WHAT IS REQUIRED
Each line of the records that includes "GビズIDでログインする" should be found and copied.

-------- RECORD SET

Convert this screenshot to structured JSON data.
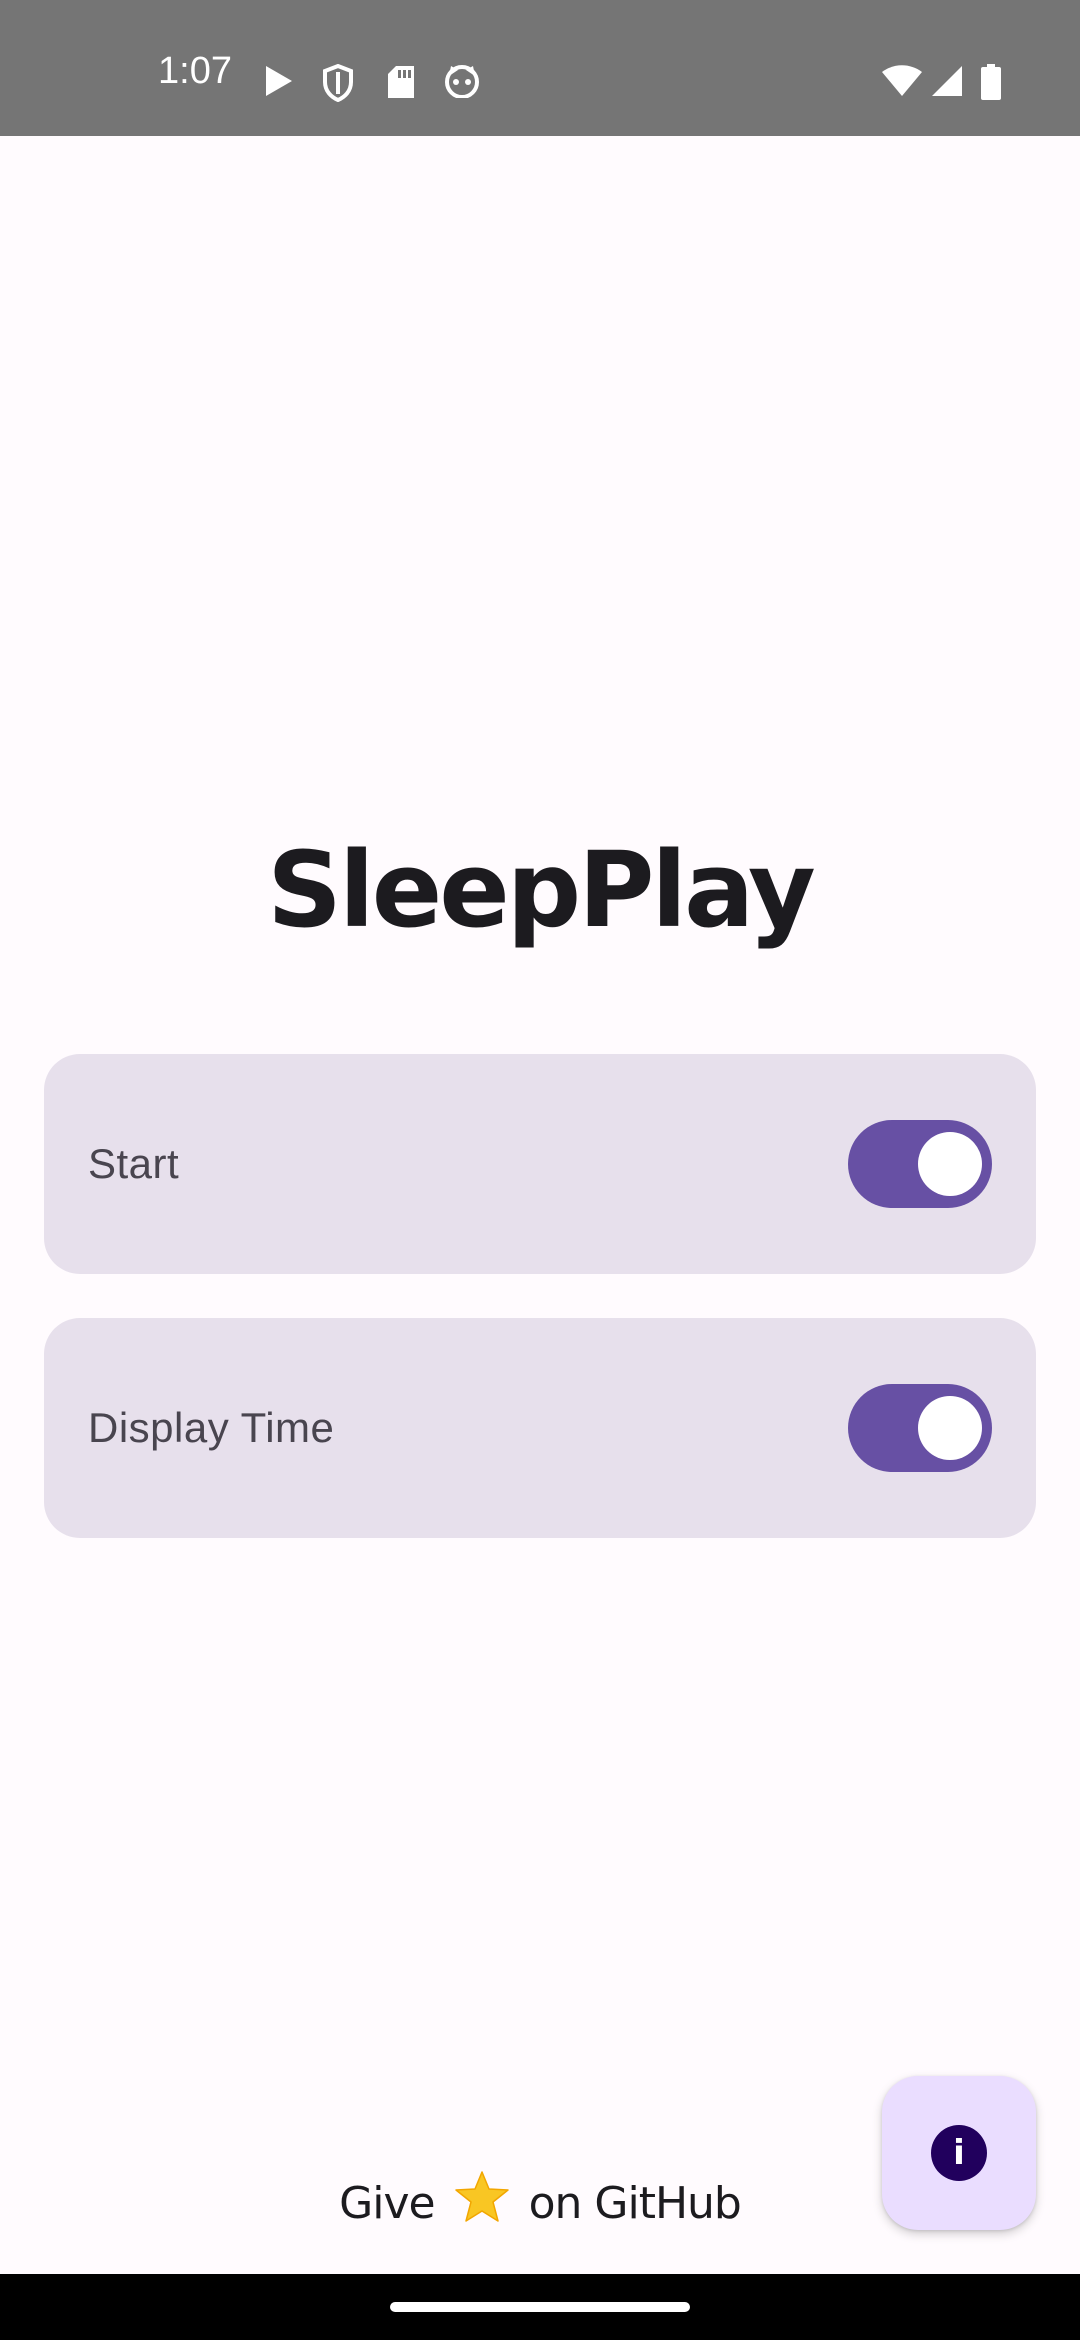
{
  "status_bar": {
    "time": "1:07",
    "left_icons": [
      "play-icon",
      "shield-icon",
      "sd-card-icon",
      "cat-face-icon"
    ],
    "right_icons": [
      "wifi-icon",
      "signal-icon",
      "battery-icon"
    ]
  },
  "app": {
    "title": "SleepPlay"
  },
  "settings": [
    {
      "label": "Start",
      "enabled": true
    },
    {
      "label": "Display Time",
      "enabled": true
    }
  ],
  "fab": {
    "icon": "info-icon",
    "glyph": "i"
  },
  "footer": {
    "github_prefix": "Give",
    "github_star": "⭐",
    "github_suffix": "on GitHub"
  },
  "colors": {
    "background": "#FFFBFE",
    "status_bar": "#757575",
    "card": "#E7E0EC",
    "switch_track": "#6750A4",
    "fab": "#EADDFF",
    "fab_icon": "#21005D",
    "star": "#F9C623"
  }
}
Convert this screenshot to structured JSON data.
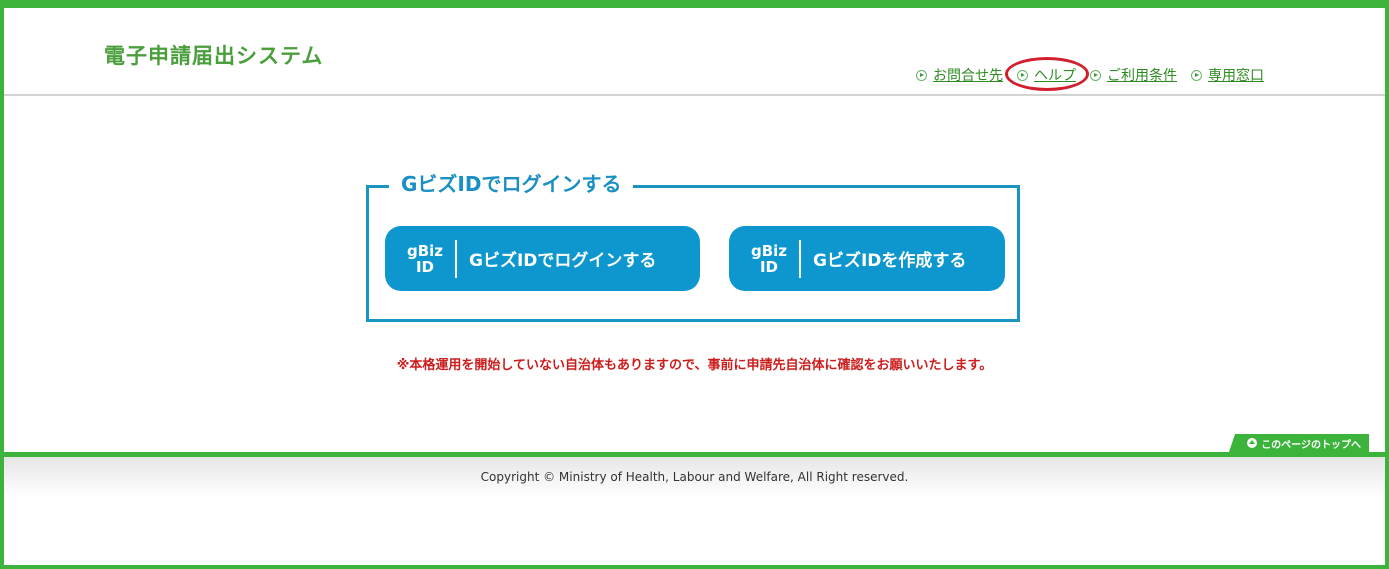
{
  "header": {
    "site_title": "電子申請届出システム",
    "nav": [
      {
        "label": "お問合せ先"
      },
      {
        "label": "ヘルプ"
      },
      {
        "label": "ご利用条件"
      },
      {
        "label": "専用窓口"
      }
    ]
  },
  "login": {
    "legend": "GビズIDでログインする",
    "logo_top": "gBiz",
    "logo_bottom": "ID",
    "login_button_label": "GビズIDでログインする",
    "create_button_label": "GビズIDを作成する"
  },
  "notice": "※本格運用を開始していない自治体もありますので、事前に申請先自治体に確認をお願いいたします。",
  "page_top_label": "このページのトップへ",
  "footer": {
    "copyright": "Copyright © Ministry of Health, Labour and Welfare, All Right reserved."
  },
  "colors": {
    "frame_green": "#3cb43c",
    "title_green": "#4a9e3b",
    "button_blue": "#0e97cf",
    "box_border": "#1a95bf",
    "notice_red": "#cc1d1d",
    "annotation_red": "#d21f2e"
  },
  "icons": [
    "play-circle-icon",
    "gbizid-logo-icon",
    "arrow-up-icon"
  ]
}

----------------

SOLUTION FOR THIS TASK
    "legend": "GビズIDでログインする",
    "login_button_label": "GビズIDでログインする",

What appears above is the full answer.